The Las Vegas Review-Journal sued the Metropolitan Police Department on Thursday for records related to the historic Alpine Motel Apartments fire.
Metro repeatedly denied requests for the records, despite extensive efforts by the newspaper to resolve the issue outside a courtroom. However, two hours after the 30-page lawsuit was filed in Clark County District Court, the agency agreed to release related 911 calls, radio traffic and “certain portions” of body camera footage at no charge.
In addition to those records, the newspaper is seeking incident reports and witness and officer statements related to the blaze, which broke out early Dec. 21 inside a rundown apartment building in downtown Las Vegas.
Metro has opened a criminal investigation into the city’s deadliest residential fire, which killed six people, injured 13 more and left nearly 50 people without a home.
The lawsuit came after several detailed email exchanges between attorneys for both parties regarding Metro’s failure to comply with the Nevada Public Records Act.
Reasons for denial
In its refusals, Metro cited an “open investigation” and a “balancing test” established by a 1990 state Supreme Court decision — now a common method of blocking public access to government records.
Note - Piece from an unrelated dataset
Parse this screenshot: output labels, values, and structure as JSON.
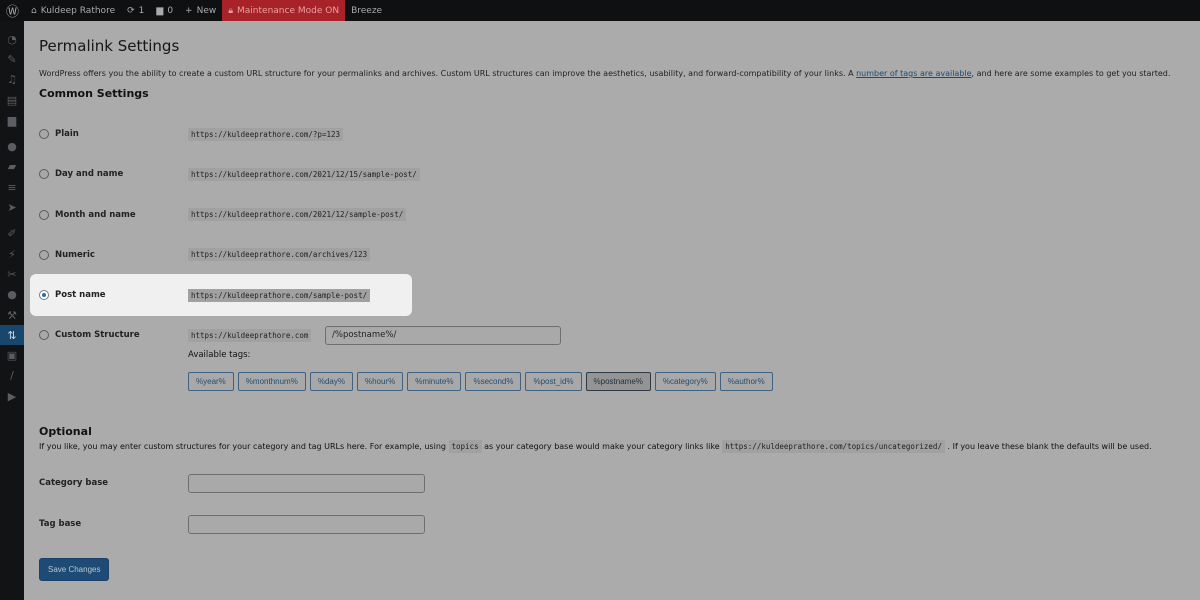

Donrey of Nevada v. Bradshaw allowed governments to withhold records not deemed confidential if officials decide secrecy is in the best interest of the public.
The newspaper’s lawsuit also came a day after Clark County Sheriff Joe Lombardo’s annual State of Metro address. The majority of media outlets in the Las Vegas Valley, including the Review-Journal, were not invited to the event.
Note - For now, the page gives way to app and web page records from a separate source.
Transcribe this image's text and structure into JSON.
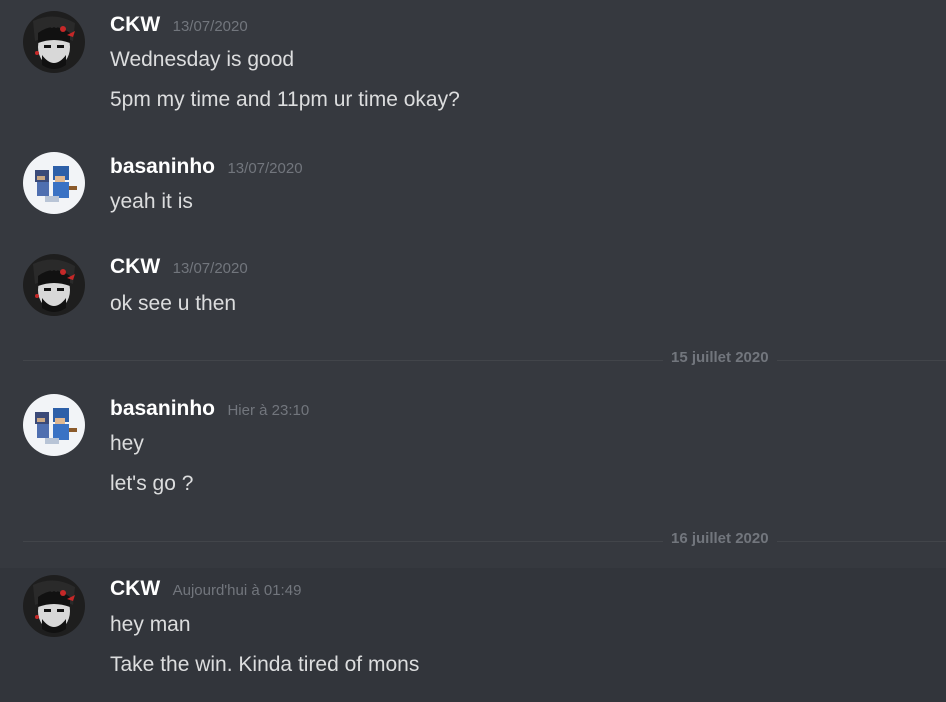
{
  "messages": [
    {
      "author": "CKW",
      "timestamp": "13/07/2020",
      "lines": [
        "Wednesday is good",
        "5pm my time and 11pm ur time okay?"
      ]
    },
    {
      "author": "basaninho",
      "timestamp": "13/07/2020",
      "lines": [
        "yeah it is"
      ]
    },
    {
      "author": "CKW",
      "timestamp": "13/07/2020",
      "lines": [
        "ok see u then"
      ]
    },
    {
      "author": "basaninho",
      "timestamp": "Hier à 23:10",
      "lines": [
        "hey",
        "let's go ?"
      ]
    },
    {
      "author": "CKW",
      "timestamp": "Aujourd'hui à 01:49",
      "lines": [
        "hey man",
        "Take the win. Kinda tired of mons"
      ]
    }
  ],
  "dividers": [
    "15 juillet 2020",
    "16 juillet 2020"
  ],
  "colors": {
    "background": "#36393f",
    "username": "#ffffff",
    "message_text": "#dcddde",
    "timestamp": "#72767d"
  },
  "icons": {
    "ckw_avatar": "dark-portrait-avatar-icon",
    "basaninho_avatar": "pixel-characters-avatar-icon"
  }
}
During his roughly hourlong address, which was livestreamed by KLAS-TV, Channel 8, on its website, Lombardo characterized the volume of public records requests submitted to Metro as a “challenge” that his agency has “to deal with.”
“I can only imagine it’s going to get worse, and it’s almost getting to where a huge amount of our resources is not helping what our mission is,” he said. “It’s just for that zest for information for people to have it, and ability for them to sue us in the justice system for our failure to act. That’s one of the challenges we have to deal with.”
A similar request for Las Vegas Fire Department 911 calls and radio traffic was granted by city officials.
Other city records previously obtained by the newspaper regarding the Alpine fire, for example, also revealed that the building had not been inspected by the Las Vegas Fire Department for nearly three years. This week, city officials vowed to implement a proactive fire inspection and enforcement plan for residential hotels and motels.
“If Las Vegas police simply complied with state law, the department would have significantly more resources for policing,” Review-Journal Executive Editor Glenn Cook said Thursday. “Instead, Metro dedicates personnel to fighting transparency and spends hundreds of thousands of taxpayer dollars on outside attorneys despite loss after loss in court.”
The Review-Journal previously sued Metro for records related to sex trafficking and the Oct. 1, 2017, mass shooting, gaining court-ordered access to public information in each case.
“How and why the Alpine fire happened and how law enforcement responded are matters of public concern, and the public has the right to know all the facts. It’s unfortunate that Metro is so resistant to transparency and litigation had to be filed to vindicate the people’s right to know,” said Maggie McLetchie, the Review-Journal’s attorney.